In the instant petition, Petitioner contends that the Board's February 12, 2006, decision finding him unsuitable for release on parole violated his federal rights. The Board's decision did not become final until June 2, 2006-120 days thereafter. Therefore, the limitations period commenced the following day on June 3, 2006, and absent any applicable tolling was set to expire on June 2, 2007.
At the time Petitioner filed the first state petition on June 15, 2007, the limitations period had already expired. See Nino v. Galaza, 183 F.3d 1003, 1006-1007 (9th Cir. 1999) (no tolling between finality and the filing of an collateral petition because no state court application is "pending.") Moreover, an additional 171 days elapsed after the California Supreme Court denied the petition to the filing of the instant federal petition. 28 U.S.C. § 2244(d)(1); see also Mayle v. Felix, 545 U.S. 644, 644 (2005); Rhines v. Weber, 544 U.S. 269, 271 (2005); Nino v. Galaza, 183 F.3d at 1007.
In his opposition, Petitioner contends his time was diverted by the pendency of his petition in case number 1:07-cv-00274-AWI-TAG (HC). However, Petitioner is advised that the limitations period is not tolled during the pendency of a federal petition.
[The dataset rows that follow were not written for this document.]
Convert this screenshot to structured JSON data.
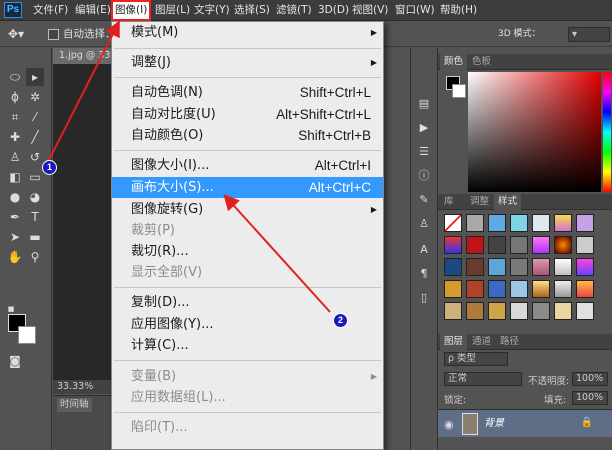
{
  "app": {
    "logo": "Ps"
  },
  "menubar": {
    "items": [
      "文件(F)",
      "编辑(E)",
      "图像(I)",
      "图层(L)",
      "文字(Y)",
      "选择(S)",
      "滤镜(T)",
      "3D(D)",
      "视图(V)",
      "窗口(W)",
      "帮助(H)"
    ]
  },
  "options": {
    "auto_select": "自动选择：",
    "mode_3d": "3D 模式："
  },
  "document": {
    "tab": "1.jpg @ 33.3",
    "zoom": "33.33%",
    "timeline_tab": "时间轴"
  },
  "image_menu": {
    "items": [
      {
        "label": "模式(M)",
        "shortcut": "",
        "submenu": true,
        "disabled": false
      },
      {
        "label": "调整(J)",
        "shortcut": "",
        "submenu": true,
        "disabled": false
      },
      {
        "label": "自动色调(N)",
        "shortcut": "Shift+Ctrl+L",
        "submenu": false,
        "disabled": false
      },
      {
        "label": "自动对比度(U)",
        "shortcut": "Alt+Shift+Ctrl+L",
        "submenu": false,
        "disabled": false
      },
      {
        "label": "自动颜色(O)",
        "shortcut": "Shift+Ctrl+B",
        "submenu": false,
        "disabled": false
      },
      {
        "label": "图像大小(I)...",
        "shortcut": "Alt+Ctrl+I",
        "submenu": false,
        "disabled": false
      },
      {
        "label": "画布大小(S)...",
        "shortcut": "Alt+Ctrl+C",
        "submenu": false,
        "disabled": false,
        "highlighted": true
      },
      {
        "label": "图像旋转(G)",
        "shortcut": "",
        "submenu": true,
        "disabled": false
      },
      {
        "label": "裁剪(P)",
        "shortcut": "",
        "submenu": false,
        "disabled": true
      },
      {
        "label": "裁切(R)...",
        "shortcut": "",
        "submenu": false,
        "disabled": false
      },
      {
        "label": "显示全部(V)",
        "shortcut": "",
        "submenu": false,
        "disabled": true
      },
      {
        "label": "复制(D)...",
        "shortcut": "",
        "submenu": false,
        "disabled": false
      },
      {
        "label": "应用图像(Y)...",
        "shortcut": "",
        "submenu": false,
        "disabled": false
      },
      {
        "label": "计算(C)...",
        "shortcut": "",
        "submenu": false,
        "disabled": false
      },
      {
        "label": "变量(B)",
        "shortcut": "",
        "submenu": true,
        "disabled": true
      },
      {
        "label": "应用数据组(L)...",
        "shortcut": "",
        "submenu": false,
        "disabled": true
      },
      {
        "label": "陷印(T)...",
        "shortcut": "",
        "submenu": false,
        "disabled": true
      }
    ]
  },
  "panels": {
    "color_tabs": [
      "颜色",
      "色板"
    ],
    "style_tabs": [
      "库",
      "调整",
      "样式"
    ],
    "layer_tabs": [
      "图层",
      "通道",
      "路径"
    ],
    "layer_kind": "ρ 类型",
    "blend_mode": "正常",
    "opacity_label": "不透明度:",
    "opacity_value": "100%",
    "lock_label": "锁定:",
    "fill_label": "填充:",
    "fill_value": "100%",
    "layer_name": "背景"
  },
  "annotations": {
    "badge1": "1",
    "badge2": "2"
  },
  "colors": {
    "highlight": "#3399ff",
    "annotation_arrow": "#e02020",
    "badge": "#1a1ab8"
  }
}
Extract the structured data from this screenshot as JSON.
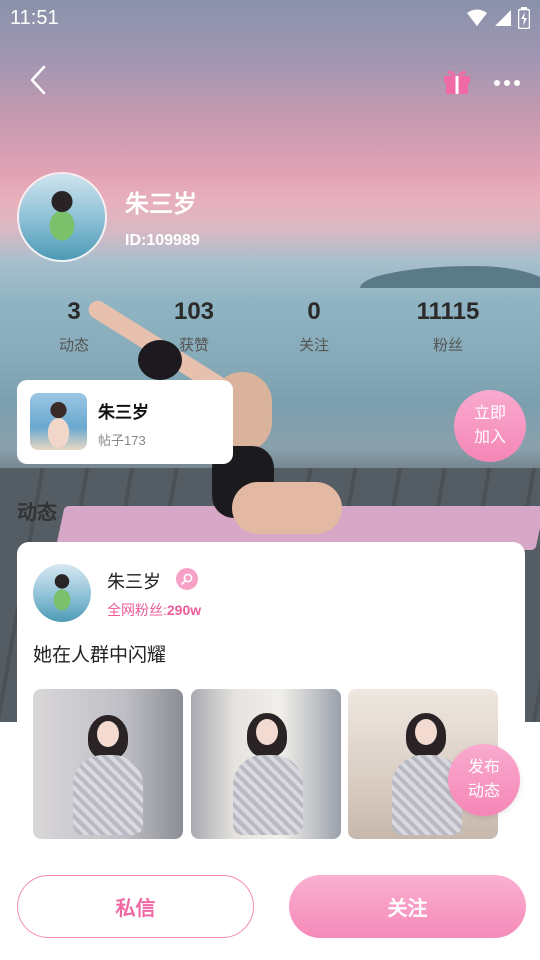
{
  "status_bar": {
    "time": "11:51"
  },
  "profile": {
    "name": "朱三岁",
    "id_text": "ID:109989"
  },
  "stats": [
    {
      "value": "3",
      "label": "动态"
    },
    {
      "value": "103",
      "label": "获赞"
    },
    {
      "value": "0",
      "label": "关注"
    },
    {
      "value": "11115",
      "label": "粉丝"
    }
  ],
  "circle": {
    "name": "朱三岁",
    "posts": "帖子173",
    "join_label_line1": "立即",
    "join_label_line2": "加入"
  },
  "section": {
    "title": "动态"
  },
  "post": {
    "author": "朱三岁",
    "fans_label": "全网粉丝:",
    "fans_value": "290w",
    "text": "她在人群中闪耀"
  },
  "publish": {
    "line1": "发布",
    "line2": "动态"
  },
  "actions": {
    "message_label": "私信",
    "follow_label": "关注"
  },
  "icons": {
    "back": "chevron-left-icon",
    "gift": "gift-icon",
    "more": "more-dots-icon",
    "gender": "female-icon",
    "wifi": "wifi-icon",
    "signal": "signal-icon",
    "battery": "battery-icon"
  },
  "colors": {
    "accent_pink": "#f586b6",
    "fans_pink": "#ee5c9a",
    "gift_pink": "#f06aa6"
  }
}
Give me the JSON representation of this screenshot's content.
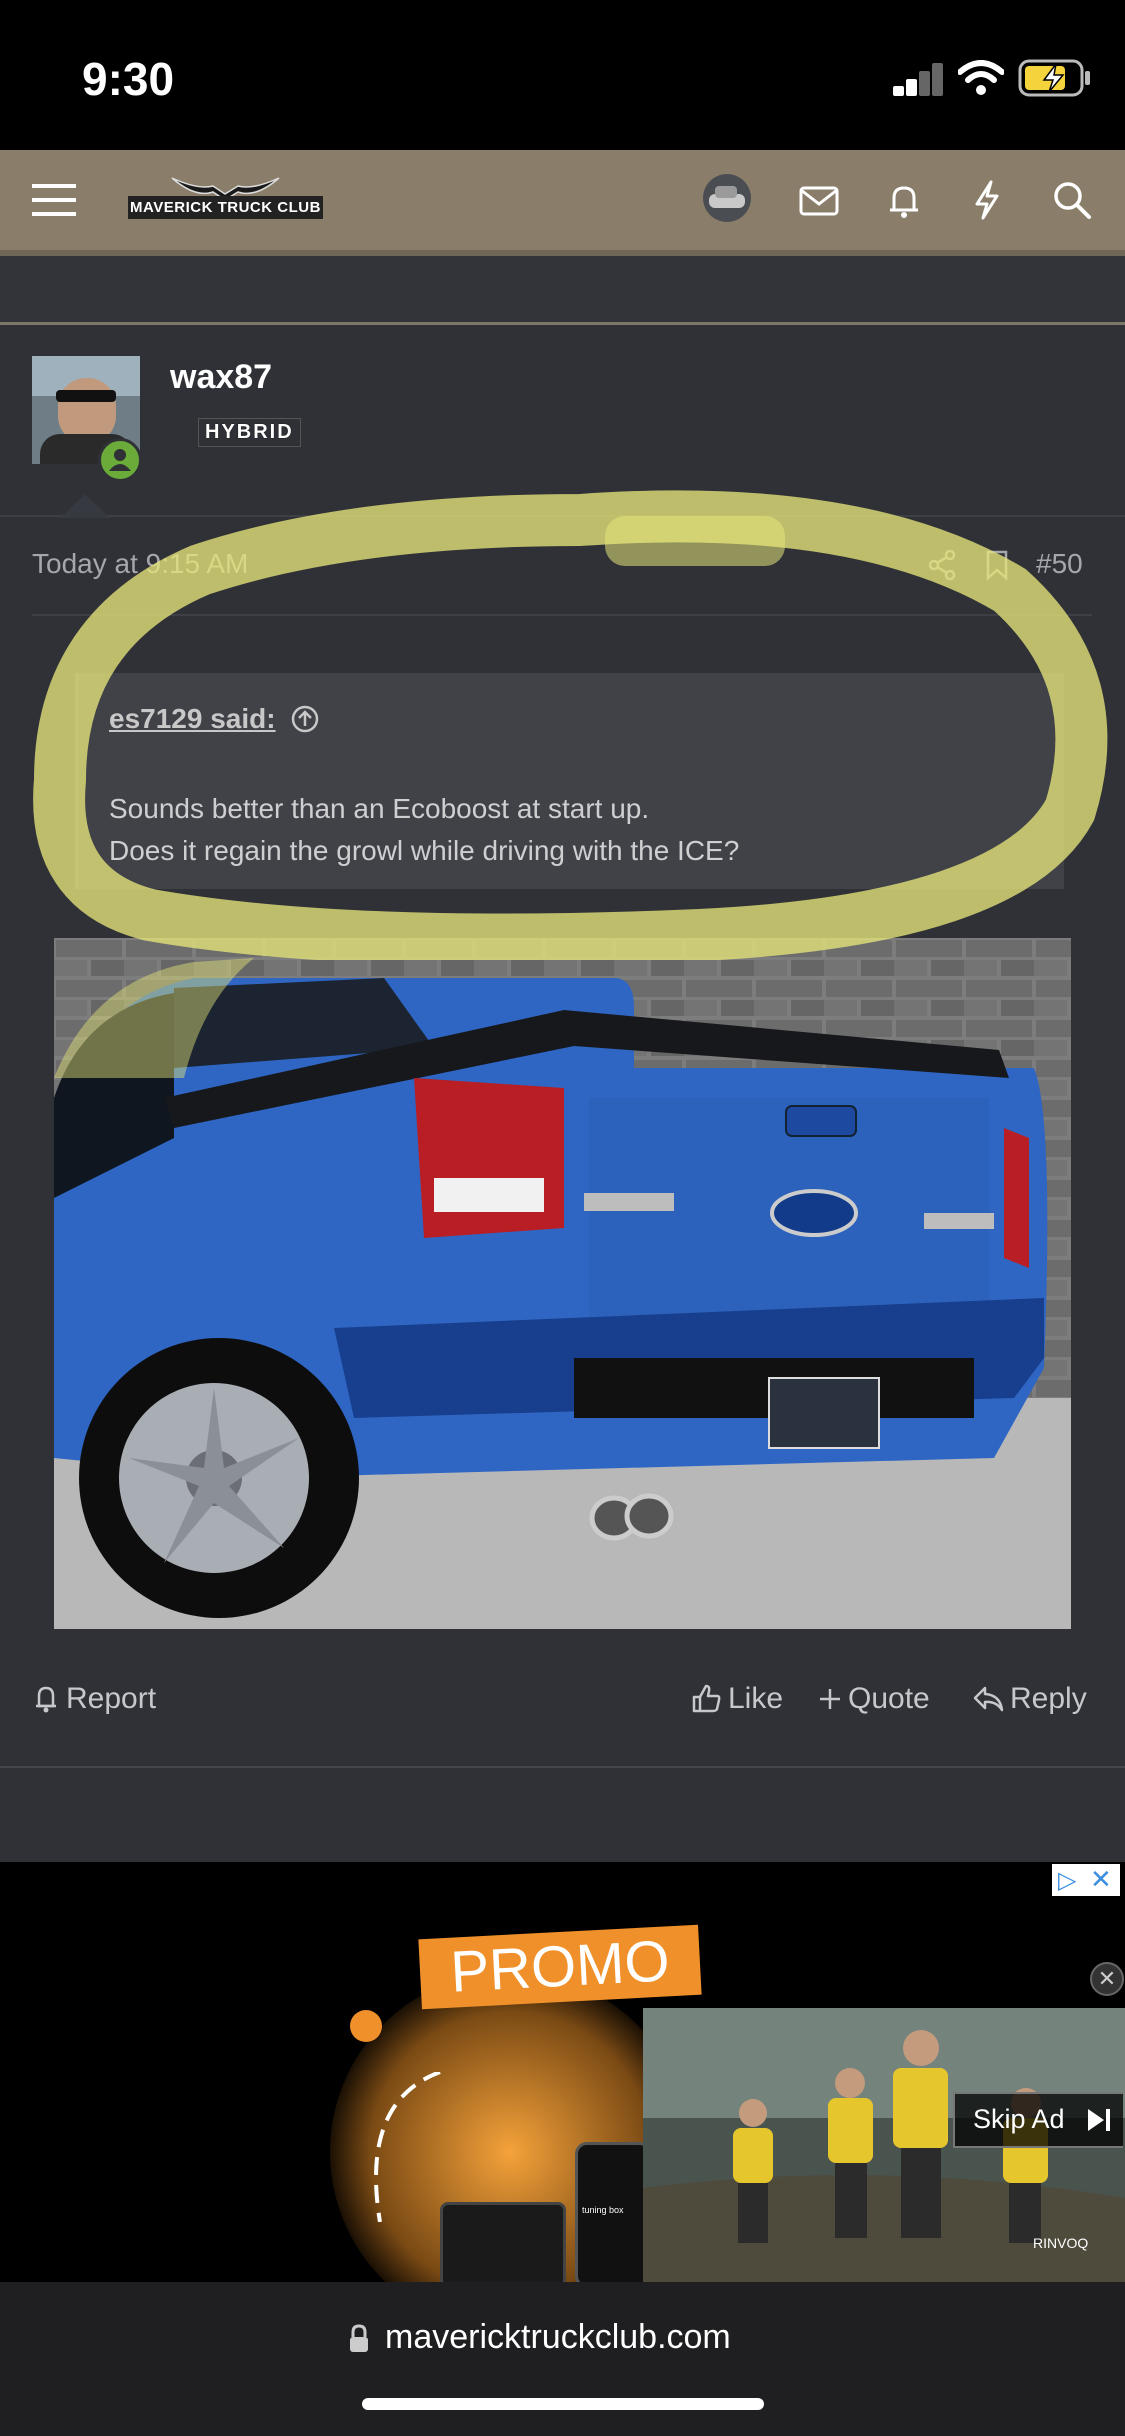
{
  "status_bar": {
    "time": "9:30"
  },
  "header": {
    "logo_text": "MAVERICK TRUCK CLUB",
    "icons": [
      "menu-icon",
      "avatar-thumb",
      "mail-icon",
      "bell-icon",
      "lightning-icon",
      "search-icon"
    ],
    "colors": {
      "background": "#8a7e6a"
    }
  },
  "post": {
    "username": "wax87",
    "user_badge": "HYBRID",
    "date": "Today at 9:15 AM",
    "number": "#50",
    "quote": {
      "author": "es7129 said:",
      "line1": "Sounds better than an Ecoboost at start up.",
      "line2": "Does it regain the growl while driving with the ICE?"
    },
    "actions": {
      "report": "Report",
      "like": "Like",
      "quote": "Quote",
      "reply": "Reply"
    }
  },
  "ad": {
    "promo_label": "PROMO",
    "skip_label": "Skip Ad",
    "brand_small": "RINVOQ",
    "tuning_label": "tuning box"
  },
  "browser": {
    "url": "mavericktruckclub.com"
  },
  "colors": {
    "highlight": "#e6e67a",
    "truck_blue": "#2f66c4",
    "online": "#6bab3a"
  }
}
Duncan v. Walker, 533 U.S. 167, 121 S.Ct. 2120, 2129 (2001). Accordingly, because there is not a sufficient basis for statutory and/or equitable tolling, the instant petition is untimely and must be dismissed.*fn2
Based on the foregoing, it is HEREBY RECOMMENDED that:
1. Respondent's motion to dismiss the instant petition for writ of habeas corpus as untimely under § 2244(d)(1); and,
2. The instant petition for writ of habeas corpus be dismissed with prejudice.
This Findings and Recommendation is submitted to the assigned United States District Court Judge, pursuant to the provisions of 28 U.S.C. section 636 (b)(1)(B) and Rule 72-304 of the Local Rules of Practice for the United States District Court, Eastern District of California. Within thirty (30) days after being served with a copy, any party may file written objections with the court and serve a copy on all parties. Such a document should be captioned "Objections to Magistrate Judge's Findings and Recommendation." Replies to the objections shall be served and filed within ten (10) court days (plus three days if served by mail) after service of the objections. The Court will then review the Magistrate Judge's ruling pursuant to 28 U.S.C. § 636 (b)(1)(C). The parties are advised that failure to file objections within the specified time may waive the right to appeal the District Court's order. Martinez v. Ylst, 951 F.2d 1153 (9th Cir. 1991).
IT IS SO ORDERED.